Have you planned to work on a specific research project during your stay at CERI? Are you part of a collective project here at CERI? Would you mind telling us about your ongoing collaborations?
Yes, I am particularly delighted to contribute to the collective work of a research group that is being created here on contemporary policing, with CERI researchers as well as doctoral and post-doctoral students, including Gilles Favarel-Garrigues, Laurent Fourchard, Laurent Gayer, Romane Da Cunha Dupuy, Pierre Labrunie, Lucie Revilla, Sophie Russo, Jean-Baptiste Lanne and Romain Le Cour Grandmaison. I will also take the opportunity of my stay at Sciences Po to start a new research project on anti-corruption policies from a transatlantic perspective. Finally, I am currently writing a book based on my previous 5-year research program. It is provisionally entitled “Capital under Surveillance: Questioning the Policing of Finance”. To put it briefly, the main aim consists in discussing to what extent social order is challenged, re-worked or reproduced in the intersections of economy and security.
Interview & photo by Miram Périer, CERI.
 Financial Action Task Force. International Standards on Combating Money Laundering and the Financing of Terrorism & Proliferation. Paris, 2019. https://www.fatf-gafi.org/media/fatf/documents/recommendations/pdfs/FATF...

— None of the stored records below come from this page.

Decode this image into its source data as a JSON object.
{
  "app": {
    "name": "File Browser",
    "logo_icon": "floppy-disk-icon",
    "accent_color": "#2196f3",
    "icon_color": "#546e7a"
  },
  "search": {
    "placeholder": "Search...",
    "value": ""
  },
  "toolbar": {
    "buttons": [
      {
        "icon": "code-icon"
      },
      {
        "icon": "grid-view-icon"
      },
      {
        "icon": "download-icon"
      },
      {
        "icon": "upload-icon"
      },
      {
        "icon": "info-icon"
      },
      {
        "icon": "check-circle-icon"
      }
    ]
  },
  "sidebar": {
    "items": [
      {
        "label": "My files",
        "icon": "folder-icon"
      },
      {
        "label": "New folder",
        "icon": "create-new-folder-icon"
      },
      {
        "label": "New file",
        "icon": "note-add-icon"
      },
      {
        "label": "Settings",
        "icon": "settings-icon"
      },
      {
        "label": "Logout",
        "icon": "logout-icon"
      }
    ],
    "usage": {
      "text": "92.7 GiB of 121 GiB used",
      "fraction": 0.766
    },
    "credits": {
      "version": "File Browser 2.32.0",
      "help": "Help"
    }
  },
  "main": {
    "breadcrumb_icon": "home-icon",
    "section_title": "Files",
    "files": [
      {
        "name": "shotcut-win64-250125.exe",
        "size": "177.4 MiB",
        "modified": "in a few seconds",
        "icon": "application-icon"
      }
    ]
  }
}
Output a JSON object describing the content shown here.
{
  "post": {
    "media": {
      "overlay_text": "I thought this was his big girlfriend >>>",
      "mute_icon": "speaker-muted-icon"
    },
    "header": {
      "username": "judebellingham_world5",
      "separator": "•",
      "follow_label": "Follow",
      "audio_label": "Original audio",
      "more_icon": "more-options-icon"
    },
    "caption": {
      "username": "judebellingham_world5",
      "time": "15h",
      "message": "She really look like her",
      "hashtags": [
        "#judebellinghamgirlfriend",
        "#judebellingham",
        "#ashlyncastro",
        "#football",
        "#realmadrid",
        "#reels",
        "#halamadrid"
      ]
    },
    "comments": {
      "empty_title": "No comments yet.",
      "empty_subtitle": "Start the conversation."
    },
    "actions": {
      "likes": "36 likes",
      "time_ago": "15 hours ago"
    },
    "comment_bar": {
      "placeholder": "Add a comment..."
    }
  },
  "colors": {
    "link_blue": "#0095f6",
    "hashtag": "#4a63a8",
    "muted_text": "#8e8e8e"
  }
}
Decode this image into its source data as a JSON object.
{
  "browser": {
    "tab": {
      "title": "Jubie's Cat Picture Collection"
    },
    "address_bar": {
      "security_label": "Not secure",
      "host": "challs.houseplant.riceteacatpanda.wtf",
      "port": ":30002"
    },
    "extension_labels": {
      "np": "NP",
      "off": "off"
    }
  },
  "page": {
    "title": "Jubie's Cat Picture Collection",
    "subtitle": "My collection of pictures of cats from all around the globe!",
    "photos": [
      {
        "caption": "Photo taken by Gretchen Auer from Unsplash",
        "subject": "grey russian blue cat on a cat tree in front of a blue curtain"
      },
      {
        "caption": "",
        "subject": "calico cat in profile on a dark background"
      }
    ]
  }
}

 “By 2030, reduce to less than 3 per cent the transaction costs of migrant remittances and eliminate remittance corridors with costs higher than 5 per cent” (UN Sustainable Development Goals). Remittances refer to person-to-person transfers of relatively small amounts of money from one country to another. 232 million migrants were involved in remittance transactions in 2016 for a total of $575 billion, including $429 billion to developing countries. It is more than three times the official development assistance and more than foreign direct investments to almost every single developing country. While the reduction of remittance costs is presented as critical in relation to the UN Sustainable Development Goals, current fees remain far above official targets. This failure is partly connected with the securitization of migrant remittances in the name of anti-money laundering and counter-terrorism.